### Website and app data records
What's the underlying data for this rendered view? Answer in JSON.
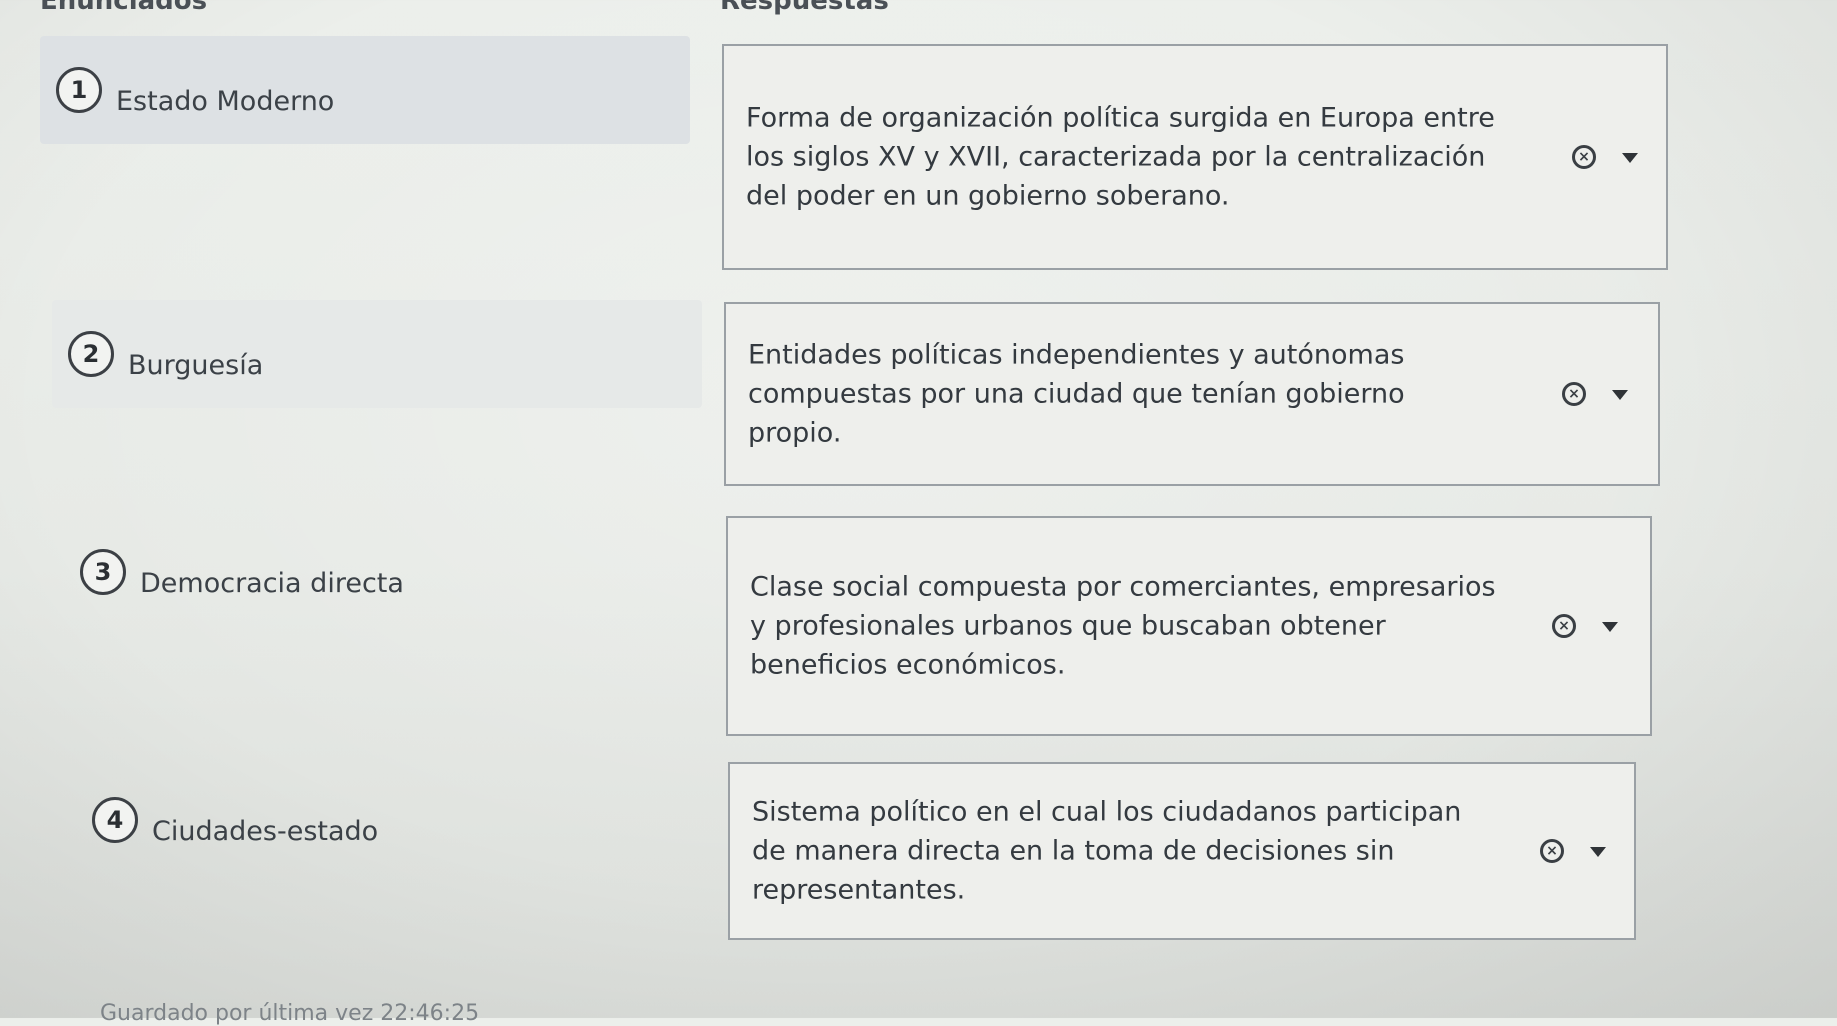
{
  "headers": {
    "left": "Enunciados",
    "right": "Respuestas"
  },
  "terms": [
    {
      "number": "1",
      "label": "Estado Moderno"
    },
    {
      "number": "2",
      "label": "Burguesía"
    },
    {
      "number": "3",
      "label": "Democracia directa"
    },
    {
      "number": "4",
      "label": "Ciudades-estado"
    }
  ],
  "answers": [
    {
      "text": "Forma de organización política surgida en Europa entre los siglos XV y XVII, caracterizada por la centralización del poder en un gobierno soberano.",
      "clear_icon": "clear-circle-x-icon",
      "dropdown_icon": "caret-down-icon"
    },
    {
      "text": "Entidades políticas independientes y autónomas compuestas por una ciudad que tenían gobierno propio.",
      "clear_icon": "clear-circle-x-icon",
      "dropdown_icon": "caret-down-icon"
    },
    {
      "text": "Clase social compuesta por comerciantes, empresarios y profesionales urbanos que buscaban obtener beneficios económicos.",
      "clear_icon": "clear-circle-x-icon",
      "dropdown_icon": "caret-down-icon"
    },
    {
      "text": "Sistema político en el cual los ciudadanos participan de manera directa en la toma de decisiones sin representantes.",
      "clear_icon": "clear-circle-x-icon",
      "dropdown_icon": "caret-down-icon"
    }
  ],
  "footer": {
    "status": "Guardado por última vez 22:46:25"
  }
}
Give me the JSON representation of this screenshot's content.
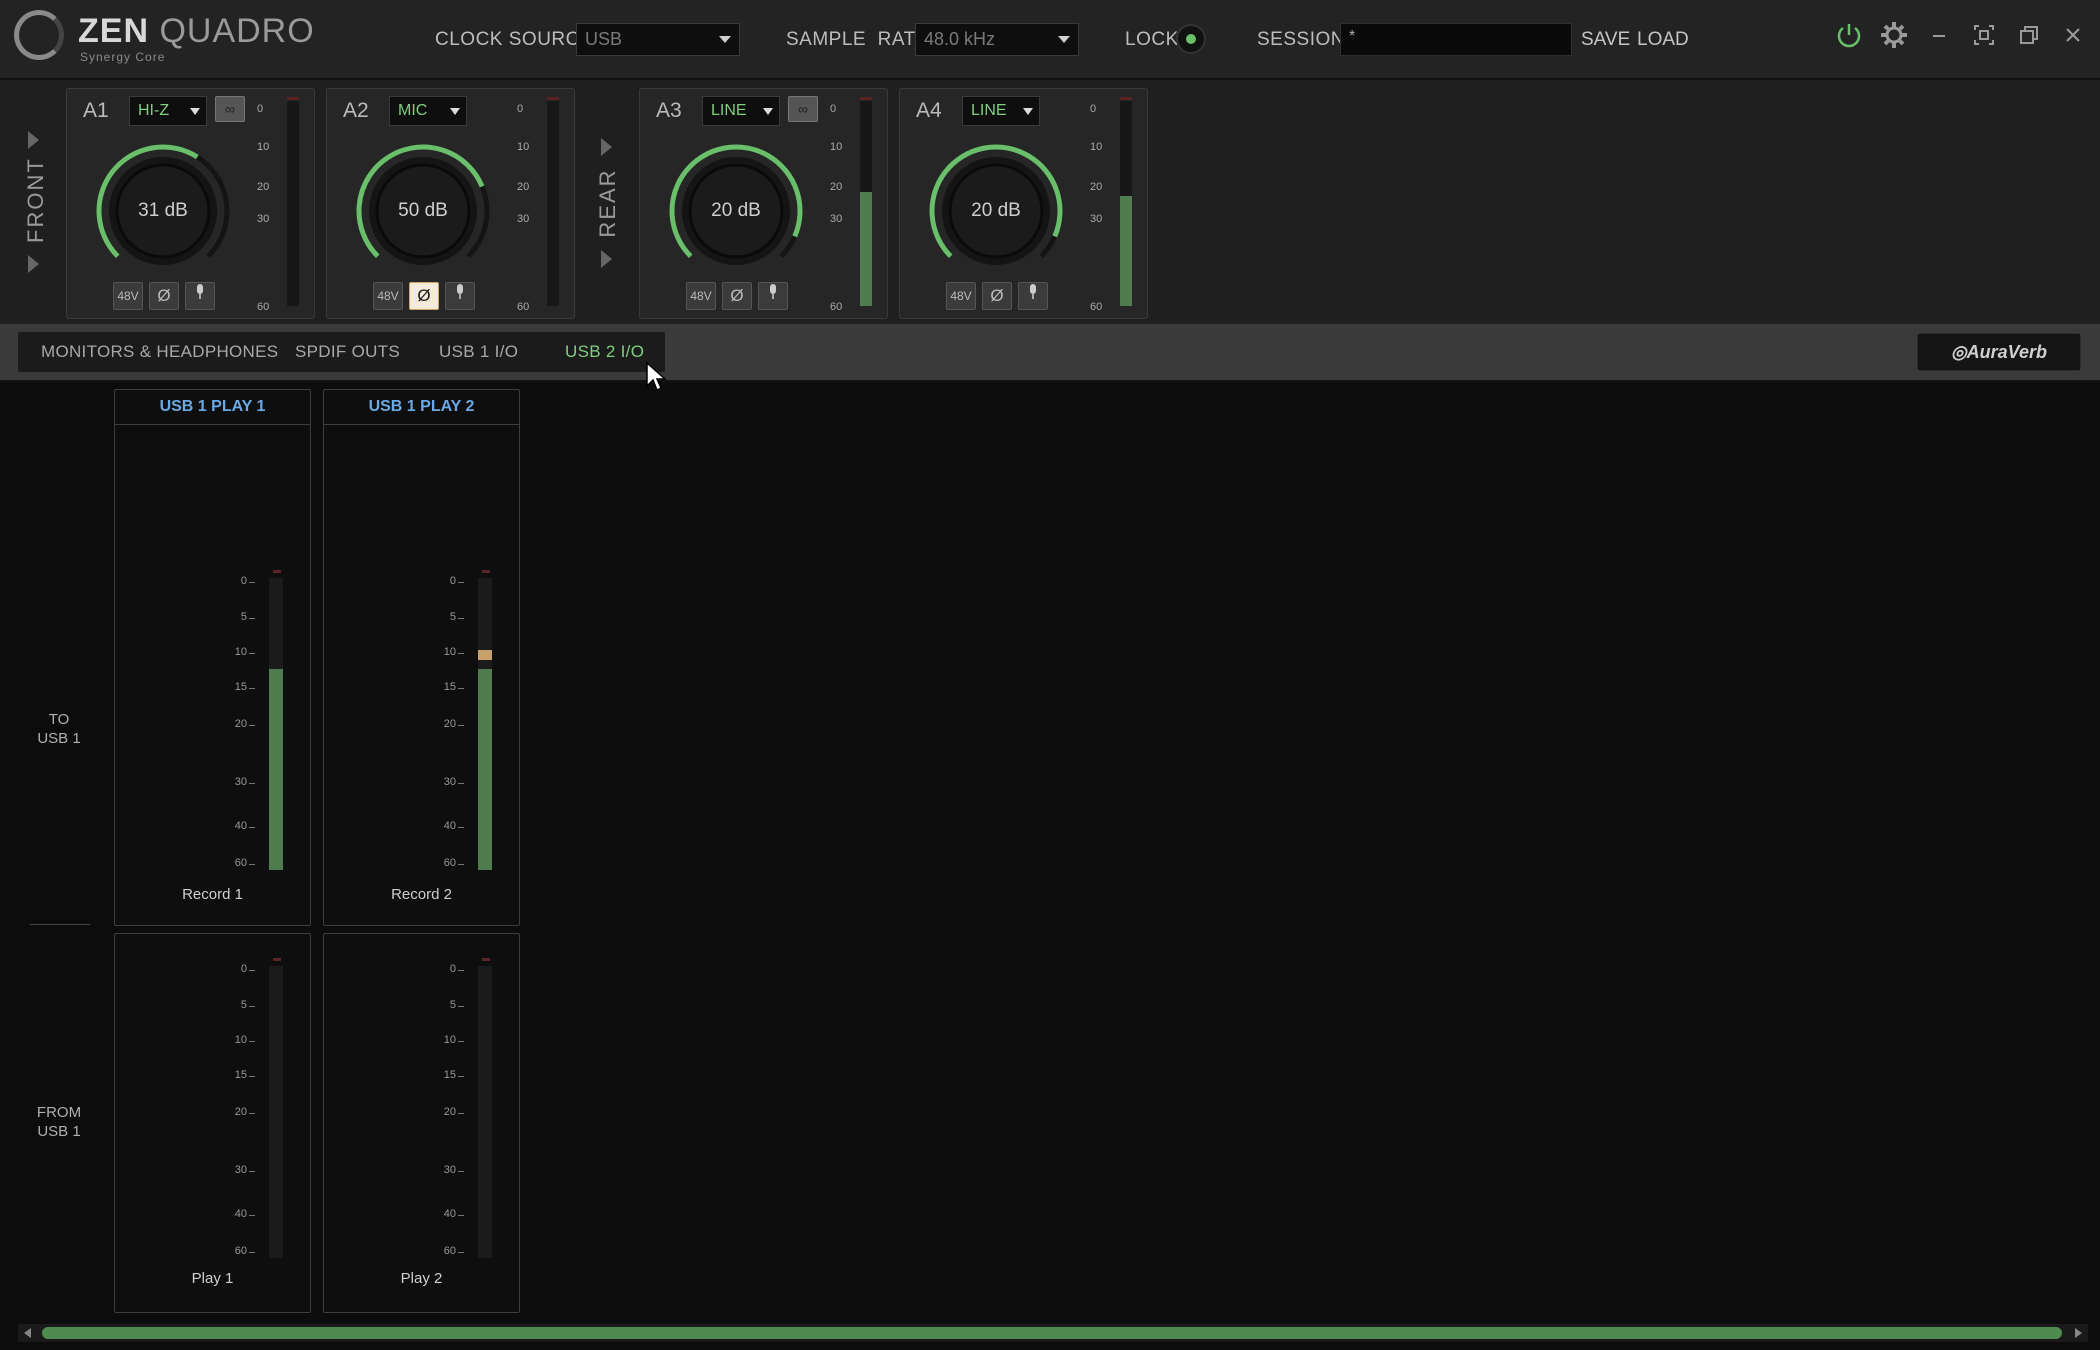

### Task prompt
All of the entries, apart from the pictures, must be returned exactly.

### Written answer
What's the underlying data for this rendered view? Answer in JSON.
{
  "headers": {
    "left": "Enunciados",
    "right": "Respuestas"
  },
  "terms": [
    {
      "number": "1",
      "label": "Estado Moderno"
    },
    {
      "number": "2",
      "label": "Burguesía"
    },
    {
      "number": "3",
      "label": "Democracia directa"
    },
    {
      "number": "4",
      "label": "Ciudades-estado"
    }
  ],
  "answers": [
    {
      "text": "Forma de organización política surgida en Europa entre los siglos XV y XVII, caracterizada por la centralización del poder en un gobierno soberano.",
      "clear_icon": "clear-circle-x-icon",
      "dropdown_icon": "caret-down-icon"
    },
    {
      "text": "Entidades políticas independientes y autónomas compuestas por una ciudad que tenían gobierno propio.",
      "clear_icon": "clear-circle-x-icon",
      "dropdown_icon": "caret-down-icon"
    },
    {
      "text": "Clase social compuesta por comerciantes, empresarios y profesionales urbanos que buscaban obtener beneficios económicos.",
      "clear_icon": "clear-circle-x-icon",
      "dropdown_icon": "caret-down-icon"
    },
    {
      "text": "Sistema político en el cual los ciudadanos participan de manera directa en la toma de decisiones sin representantes.",
      "clear_icon": "clear-circle-x-icon",
      "dropdown_icon": "caret-down-icon"
    }
  ],
  "footer": {
    "status": "Guardado por última vez 22:46:25"
  }
}
Give me the JSON representation of this screenshot's content.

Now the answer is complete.